When you write about Italy, you are usually dealing with superlatives. Oldest this, tiniest that.
As I was doing research on the squares (piazze) of Italy, I came across a photo I had taken while in Prato della Valle in Padua.
I didn’t have to delve too far to discover that this is Italy’s largest piazza — even bigger than Piazza del Plebiscito in Naples and Piazza del Popolo in Rome.
Prato della Valle measures 90,000 sq meters, making it not only the largest square in Italy but one of the largest in Europe.
Its name means “meadow of the valley” and it is an elliptical square that surrounds a grassy island known as l’Isola Memmia.
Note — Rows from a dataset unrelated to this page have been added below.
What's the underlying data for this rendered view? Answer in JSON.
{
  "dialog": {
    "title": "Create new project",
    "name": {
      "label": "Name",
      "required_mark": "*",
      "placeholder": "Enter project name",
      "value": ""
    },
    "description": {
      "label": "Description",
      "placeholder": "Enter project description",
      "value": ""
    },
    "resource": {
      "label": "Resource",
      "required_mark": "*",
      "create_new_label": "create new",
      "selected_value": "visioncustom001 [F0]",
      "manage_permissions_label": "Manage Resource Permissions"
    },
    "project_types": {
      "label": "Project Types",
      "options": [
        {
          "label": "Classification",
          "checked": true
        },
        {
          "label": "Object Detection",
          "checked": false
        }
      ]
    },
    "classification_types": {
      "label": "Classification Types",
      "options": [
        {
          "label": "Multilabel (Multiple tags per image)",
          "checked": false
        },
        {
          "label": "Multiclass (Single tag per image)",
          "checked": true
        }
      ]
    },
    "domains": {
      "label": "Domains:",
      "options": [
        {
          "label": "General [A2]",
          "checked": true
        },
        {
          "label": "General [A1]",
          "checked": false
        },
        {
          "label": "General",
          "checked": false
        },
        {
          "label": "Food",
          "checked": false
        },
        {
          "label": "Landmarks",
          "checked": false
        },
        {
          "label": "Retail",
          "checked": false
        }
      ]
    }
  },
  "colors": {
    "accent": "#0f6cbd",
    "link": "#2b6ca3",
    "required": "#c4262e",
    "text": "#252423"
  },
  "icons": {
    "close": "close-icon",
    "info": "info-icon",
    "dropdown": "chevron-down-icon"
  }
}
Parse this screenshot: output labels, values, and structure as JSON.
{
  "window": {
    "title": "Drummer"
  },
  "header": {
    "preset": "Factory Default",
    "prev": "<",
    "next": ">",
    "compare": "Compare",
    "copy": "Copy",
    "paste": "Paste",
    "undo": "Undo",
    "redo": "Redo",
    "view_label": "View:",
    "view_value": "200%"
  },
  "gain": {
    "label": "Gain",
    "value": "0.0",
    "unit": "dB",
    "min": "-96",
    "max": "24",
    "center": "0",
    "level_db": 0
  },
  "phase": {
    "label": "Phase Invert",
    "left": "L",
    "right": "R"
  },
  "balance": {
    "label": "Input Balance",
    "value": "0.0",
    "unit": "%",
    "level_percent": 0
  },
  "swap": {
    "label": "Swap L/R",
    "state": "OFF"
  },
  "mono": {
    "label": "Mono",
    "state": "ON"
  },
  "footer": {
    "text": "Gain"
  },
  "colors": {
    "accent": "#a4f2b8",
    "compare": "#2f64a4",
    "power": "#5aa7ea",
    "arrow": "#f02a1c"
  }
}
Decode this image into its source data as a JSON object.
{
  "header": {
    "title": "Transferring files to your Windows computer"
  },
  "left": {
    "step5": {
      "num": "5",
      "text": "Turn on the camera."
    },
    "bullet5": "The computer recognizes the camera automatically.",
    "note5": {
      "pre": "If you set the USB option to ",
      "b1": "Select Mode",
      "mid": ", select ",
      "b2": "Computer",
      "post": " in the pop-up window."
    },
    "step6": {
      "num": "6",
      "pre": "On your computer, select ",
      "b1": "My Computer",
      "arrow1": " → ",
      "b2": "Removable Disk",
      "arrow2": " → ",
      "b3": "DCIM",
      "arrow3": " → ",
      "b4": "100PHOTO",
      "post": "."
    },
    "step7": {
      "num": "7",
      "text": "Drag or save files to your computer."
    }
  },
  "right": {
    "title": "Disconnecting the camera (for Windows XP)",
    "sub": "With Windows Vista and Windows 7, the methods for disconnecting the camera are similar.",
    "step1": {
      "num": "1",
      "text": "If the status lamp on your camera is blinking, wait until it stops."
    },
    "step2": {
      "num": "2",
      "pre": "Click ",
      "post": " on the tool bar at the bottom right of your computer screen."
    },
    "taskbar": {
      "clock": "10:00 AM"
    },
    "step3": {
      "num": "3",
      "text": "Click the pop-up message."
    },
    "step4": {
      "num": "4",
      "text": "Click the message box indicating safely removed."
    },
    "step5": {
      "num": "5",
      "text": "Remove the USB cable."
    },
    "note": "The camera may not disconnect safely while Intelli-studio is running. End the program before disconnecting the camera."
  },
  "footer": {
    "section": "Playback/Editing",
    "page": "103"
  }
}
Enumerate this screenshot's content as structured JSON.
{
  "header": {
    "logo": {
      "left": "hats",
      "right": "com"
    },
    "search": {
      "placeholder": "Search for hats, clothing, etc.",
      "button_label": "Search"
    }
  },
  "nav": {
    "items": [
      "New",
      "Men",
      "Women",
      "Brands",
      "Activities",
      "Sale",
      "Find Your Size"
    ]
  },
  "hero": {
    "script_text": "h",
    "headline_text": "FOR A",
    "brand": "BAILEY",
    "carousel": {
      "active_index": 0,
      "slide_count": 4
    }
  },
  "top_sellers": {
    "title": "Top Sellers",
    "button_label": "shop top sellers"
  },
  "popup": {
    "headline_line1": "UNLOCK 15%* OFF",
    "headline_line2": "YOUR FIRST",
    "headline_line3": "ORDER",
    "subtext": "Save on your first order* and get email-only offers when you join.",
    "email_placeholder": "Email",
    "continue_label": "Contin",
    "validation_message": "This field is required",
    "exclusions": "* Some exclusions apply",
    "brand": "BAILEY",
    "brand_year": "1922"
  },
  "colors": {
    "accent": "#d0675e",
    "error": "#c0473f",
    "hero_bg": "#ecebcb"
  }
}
It was named for Andrea Memmo, who helped claim the land for the city of Padua.
Four bridges cross over to the island leading to its central fountain.
What is particularly charming about the Prato della Valle is the perfectly symmetrical arrangement of 78 statues and obelisks — originally 88 — around the square, both on the outer circle and on the edge of the island.
The 44th statue, the last statue on the outer circle, is that of Andrea Memmo. Other statues of note include Petrarch (35), Galileo (36), Roman historian Livy (48), and artists Andrea Mantegna and Antonio Canova (21 and 68, respectively).
Many of the other statues are those of church figures, Venetian doges, and various noblemen. Napoleon’s forces destroyed five of the statues in 1797.